PROMPT:
Please copy every line from the following entries in which the word "this" appears.
== Segment start ==
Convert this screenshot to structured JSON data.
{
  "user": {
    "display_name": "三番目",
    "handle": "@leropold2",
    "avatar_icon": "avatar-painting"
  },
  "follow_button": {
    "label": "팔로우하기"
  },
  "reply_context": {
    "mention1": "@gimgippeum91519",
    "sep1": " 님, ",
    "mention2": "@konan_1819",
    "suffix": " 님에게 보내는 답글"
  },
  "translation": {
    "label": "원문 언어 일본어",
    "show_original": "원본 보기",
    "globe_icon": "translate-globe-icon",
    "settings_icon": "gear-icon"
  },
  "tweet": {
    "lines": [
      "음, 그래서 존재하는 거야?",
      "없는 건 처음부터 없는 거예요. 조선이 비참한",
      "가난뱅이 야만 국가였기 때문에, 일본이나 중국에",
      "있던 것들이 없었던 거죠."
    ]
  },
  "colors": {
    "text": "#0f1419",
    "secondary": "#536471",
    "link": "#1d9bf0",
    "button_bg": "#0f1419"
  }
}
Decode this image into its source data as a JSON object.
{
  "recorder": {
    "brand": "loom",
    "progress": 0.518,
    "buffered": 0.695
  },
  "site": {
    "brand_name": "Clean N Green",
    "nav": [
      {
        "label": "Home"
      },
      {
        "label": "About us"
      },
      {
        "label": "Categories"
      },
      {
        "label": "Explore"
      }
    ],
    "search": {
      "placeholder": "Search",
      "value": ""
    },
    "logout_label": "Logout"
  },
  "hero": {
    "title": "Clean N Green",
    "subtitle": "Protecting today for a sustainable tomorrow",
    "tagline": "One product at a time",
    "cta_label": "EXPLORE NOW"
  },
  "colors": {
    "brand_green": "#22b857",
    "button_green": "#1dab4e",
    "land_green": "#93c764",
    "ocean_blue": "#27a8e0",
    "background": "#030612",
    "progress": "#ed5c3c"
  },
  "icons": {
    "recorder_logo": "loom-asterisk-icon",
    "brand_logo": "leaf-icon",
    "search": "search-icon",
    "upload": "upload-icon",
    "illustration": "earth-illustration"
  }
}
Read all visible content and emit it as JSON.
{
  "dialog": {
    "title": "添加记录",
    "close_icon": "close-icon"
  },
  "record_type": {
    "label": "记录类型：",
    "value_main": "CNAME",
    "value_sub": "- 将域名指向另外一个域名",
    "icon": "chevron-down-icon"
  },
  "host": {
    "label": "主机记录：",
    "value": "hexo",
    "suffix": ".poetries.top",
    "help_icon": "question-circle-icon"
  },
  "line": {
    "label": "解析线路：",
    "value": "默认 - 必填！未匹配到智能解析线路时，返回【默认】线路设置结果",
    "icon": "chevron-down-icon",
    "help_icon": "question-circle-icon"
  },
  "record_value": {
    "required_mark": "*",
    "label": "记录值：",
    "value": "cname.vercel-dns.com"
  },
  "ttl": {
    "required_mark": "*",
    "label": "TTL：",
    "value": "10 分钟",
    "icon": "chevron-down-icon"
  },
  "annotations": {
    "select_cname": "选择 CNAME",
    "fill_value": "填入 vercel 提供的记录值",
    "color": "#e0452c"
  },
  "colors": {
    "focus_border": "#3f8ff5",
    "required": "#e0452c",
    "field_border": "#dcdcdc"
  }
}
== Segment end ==
COMPLETED TASK:
Convert this screenshot to structured JSON data.
Decode this image into its source data as a JSON object.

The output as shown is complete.